- key observations from their joint thematic reviews on the sale of investment products that are manufactured and distributed by different entities within the same financial group; and
- expected standards and good practices for financial institutions to manage conflicts of interest.
The circular is focused on the cross-selling activities of conglomerate financial institutions, but is relevant to all intermediaries. The Regulators’ observations in the four review areas, and related expectations, are listed out below.
1. Order execution: Preference over in-house products and insufficient disclosure of related entities’ transactions
The Regulators expect financial institutions to achieve best execution by implementing appropriate control measures to:
- compare in-house and external quotes and disclose to clients where external quotes are unavailable;
- disclose monetary and non-monetary benefits and affiliation with product issuers prior to or at the point of entering into a transaction;

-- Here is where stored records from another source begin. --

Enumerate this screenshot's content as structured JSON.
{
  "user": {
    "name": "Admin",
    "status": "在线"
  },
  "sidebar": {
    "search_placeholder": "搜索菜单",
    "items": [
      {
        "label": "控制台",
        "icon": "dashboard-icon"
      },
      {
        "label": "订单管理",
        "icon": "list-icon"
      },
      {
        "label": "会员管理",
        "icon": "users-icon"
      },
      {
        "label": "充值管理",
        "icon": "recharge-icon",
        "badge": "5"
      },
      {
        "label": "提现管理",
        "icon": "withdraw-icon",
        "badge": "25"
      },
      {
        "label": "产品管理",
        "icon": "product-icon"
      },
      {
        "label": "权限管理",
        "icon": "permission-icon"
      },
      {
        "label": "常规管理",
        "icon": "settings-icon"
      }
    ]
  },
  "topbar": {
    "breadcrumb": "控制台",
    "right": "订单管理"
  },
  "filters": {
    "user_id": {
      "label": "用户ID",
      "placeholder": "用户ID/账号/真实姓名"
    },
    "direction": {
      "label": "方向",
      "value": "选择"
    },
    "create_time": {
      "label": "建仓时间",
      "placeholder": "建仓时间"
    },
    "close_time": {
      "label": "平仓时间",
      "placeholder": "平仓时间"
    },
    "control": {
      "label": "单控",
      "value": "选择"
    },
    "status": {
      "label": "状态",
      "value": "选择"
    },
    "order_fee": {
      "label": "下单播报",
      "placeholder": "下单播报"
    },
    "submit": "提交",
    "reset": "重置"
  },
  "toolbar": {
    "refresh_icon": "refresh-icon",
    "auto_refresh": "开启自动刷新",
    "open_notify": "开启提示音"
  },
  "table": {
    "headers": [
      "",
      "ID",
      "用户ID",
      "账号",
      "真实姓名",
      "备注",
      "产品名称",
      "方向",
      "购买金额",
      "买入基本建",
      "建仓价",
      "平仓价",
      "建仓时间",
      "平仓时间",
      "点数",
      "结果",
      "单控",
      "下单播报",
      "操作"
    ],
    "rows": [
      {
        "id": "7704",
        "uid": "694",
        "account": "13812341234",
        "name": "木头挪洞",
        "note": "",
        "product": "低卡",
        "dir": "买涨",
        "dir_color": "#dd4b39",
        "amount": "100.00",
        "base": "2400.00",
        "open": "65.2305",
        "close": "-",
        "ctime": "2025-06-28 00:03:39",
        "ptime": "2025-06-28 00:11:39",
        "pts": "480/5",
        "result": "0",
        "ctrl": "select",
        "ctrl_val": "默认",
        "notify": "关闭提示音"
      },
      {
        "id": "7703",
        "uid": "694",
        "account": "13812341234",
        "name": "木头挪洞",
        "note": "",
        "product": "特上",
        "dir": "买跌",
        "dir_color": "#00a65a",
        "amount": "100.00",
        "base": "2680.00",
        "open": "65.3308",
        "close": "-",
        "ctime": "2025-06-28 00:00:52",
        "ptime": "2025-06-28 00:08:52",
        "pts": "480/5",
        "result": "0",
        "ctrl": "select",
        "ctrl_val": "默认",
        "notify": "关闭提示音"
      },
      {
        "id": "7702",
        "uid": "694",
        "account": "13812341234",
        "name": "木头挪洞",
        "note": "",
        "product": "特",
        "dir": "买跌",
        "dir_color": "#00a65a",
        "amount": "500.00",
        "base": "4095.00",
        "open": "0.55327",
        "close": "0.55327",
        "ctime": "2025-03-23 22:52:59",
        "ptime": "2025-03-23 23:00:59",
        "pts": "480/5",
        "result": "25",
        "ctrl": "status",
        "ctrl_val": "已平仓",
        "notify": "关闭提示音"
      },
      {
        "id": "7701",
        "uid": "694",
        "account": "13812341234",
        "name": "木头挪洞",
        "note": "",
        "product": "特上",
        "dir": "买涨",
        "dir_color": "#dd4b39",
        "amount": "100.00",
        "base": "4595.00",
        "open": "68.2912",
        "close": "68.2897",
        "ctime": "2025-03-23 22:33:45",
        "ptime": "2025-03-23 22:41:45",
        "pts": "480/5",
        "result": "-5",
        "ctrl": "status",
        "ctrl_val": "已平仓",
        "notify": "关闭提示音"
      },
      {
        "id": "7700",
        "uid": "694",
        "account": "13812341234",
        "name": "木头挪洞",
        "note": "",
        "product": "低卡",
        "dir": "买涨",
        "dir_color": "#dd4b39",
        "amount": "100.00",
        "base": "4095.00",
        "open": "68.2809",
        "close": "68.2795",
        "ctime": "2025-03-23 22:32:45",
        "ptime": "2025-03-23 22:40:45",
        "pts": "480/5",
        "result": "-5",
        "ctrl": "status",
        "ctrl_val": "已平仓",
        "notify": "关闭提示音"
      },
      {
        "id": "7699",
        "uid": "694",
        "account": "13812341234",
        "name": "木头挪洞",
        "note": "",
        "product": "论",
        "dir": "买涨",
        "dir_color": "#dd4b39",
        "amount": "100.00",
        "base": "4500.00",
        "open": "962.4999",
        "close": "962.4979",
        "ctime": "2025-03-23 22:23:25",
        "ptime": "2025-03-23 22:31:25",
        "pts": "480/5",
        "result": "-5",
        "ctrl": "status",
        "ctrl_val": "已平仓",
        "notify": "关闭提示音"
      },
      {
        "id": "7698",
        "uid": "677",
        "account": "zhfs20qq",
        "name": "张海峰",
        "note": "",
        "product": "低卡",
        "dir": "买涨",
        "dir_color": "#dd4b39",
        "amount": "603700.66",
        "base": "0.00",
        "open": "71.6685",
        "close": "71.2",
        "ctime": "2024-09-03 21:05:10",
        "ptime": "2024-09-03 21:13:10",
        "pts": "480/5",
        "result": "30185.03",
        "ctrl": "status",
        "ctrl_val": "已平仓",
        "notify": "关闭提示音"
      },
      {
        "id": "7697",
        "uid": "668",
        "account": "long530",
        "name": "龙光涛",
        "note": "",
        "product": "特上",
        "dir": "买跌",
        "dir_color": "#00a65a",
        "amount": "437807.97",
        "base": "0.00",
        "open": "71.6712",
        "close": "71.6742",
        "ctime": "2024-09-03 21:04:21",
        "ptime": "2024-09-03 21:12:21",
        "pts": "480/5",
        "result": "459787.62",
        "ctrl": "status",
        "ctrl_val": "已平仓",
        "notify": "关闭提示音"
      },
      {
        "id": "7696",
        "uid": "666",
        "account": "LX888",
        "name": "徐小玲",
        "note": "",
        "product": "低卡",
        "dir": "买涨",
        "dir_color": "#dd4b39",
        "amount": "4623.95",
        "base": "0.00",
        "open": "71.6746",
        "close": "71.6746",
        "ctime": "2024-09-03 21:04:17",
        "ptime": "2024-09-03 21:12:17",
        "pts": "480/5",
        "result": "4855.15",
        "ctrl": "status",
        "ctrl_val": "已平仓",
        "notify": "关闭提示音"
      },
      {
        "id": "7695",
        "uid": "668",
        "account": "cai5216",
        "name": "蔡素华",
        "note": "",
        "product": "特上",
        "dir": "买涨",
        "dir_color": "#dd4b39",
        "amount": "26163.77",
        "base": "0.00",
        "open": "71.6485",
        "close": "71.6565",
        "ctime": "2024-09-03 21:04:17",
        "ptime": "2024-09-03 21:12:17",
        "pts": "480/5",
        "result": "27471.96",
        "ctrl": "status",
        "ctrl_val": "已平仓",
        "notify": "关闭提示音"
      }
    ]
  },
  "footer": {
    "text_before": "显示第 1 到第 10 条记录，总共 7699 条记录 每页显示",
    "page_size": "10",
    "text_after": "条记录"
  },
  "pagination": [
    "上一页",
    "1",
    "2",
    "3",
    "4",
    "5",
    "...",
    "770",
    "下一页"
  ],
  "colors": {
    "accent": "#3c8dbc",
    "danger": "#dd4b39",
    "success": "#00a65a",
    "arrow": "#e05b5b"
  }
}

- disclose material interests in a transaction with or for a client and take all reasonable steps to ensure fair treatment to clients;
- regularly review disclosure of information;
- provide an appropriate level of training and guidance to staff on the selection of in-house and external products for clients; and
- perform specific reviews of the effectiveness of the control measures.
2. Product due diligence: Lack of independent and adequate assessment
Financial institutions are expected to understand their in-house products thoroughly before soliciting investment from or making recommendation to clients. An adequate and independent conflict assessment should be conducted and include the following elements:
- potential conflicts must be identified and considered where related entities provide due diligence services;
- consideration of actual or potential conflicts must be based on all relevant factors (e.g. the relationship between product issuers and distributors and benefits generated from the distribution of in-house products);
- conflict assessment should be conducted by the relevant control functions;
- product approval or conflict clearance must be obtained from senior management;
- proper documentation of product due diligence must be maintained.
3. Selling process and discretionary portfolio management: Inadequate disclosure of fee implications of different products; and concentration of investments in in-house products
Financial institutions are expected to consider all relevant information (e.g. charges, mark-ups or fees of different products and clients’ circumstances) before selling or recommending investment products to clients. They should select products which match with the clients’ investment strategies, risk expectations and personal circumstances when managing clients’ portfolios. They should also disclose their material interests in a transaction with or for a client or a relationship which gives rise to actual or potential conflicts of interest, for example:
- they should explain to clients any preference for internally managed strategies, and provide clients with options to exclude certain in-house products;
- they should disclose, in clients’ monthly statements, the percentage split of investment allocation between in-house managed and third-party managed strategies.
4. Management supervision, and controls and monitoring: Defective conflict management
The Regulators expect financial institutions to establish proper policies and procedures to address potential conflicts arising from the distribution of in-house products, review the effectiveness of their implementation and provide regular training and guidance to staff. Examples of good practices are:
- Staff are provided with clear and written guidance about conflicts of interest, including a list of focus areas and scenarios which helps staff identify actual and potential conflicts of interest.
- Conflicts of interest is a standard item in annual risk assessment. Specific check points are specified to ensure effective tracking and assessment of business activities with potential conflicts of interest.
The thematic review is the latest in a series of reviews undertaken by the Regulators into sales practices in the financial services industry. The expectations expressed are not new but for the most part reiterate standards of conduct which have been published in circulars, FAQs and reports on several previous occasions. It therefore speaks volumes that the Regulators have felt it necessary following this latest review to draw shortcomings to the attention of the industry. Intermediaries would be wise to conduct a critical review of their practices and systems to ensure that none of the weaknesses identified by the Regulators apply to their businesses, as vigorous enforcement action can be expected in future.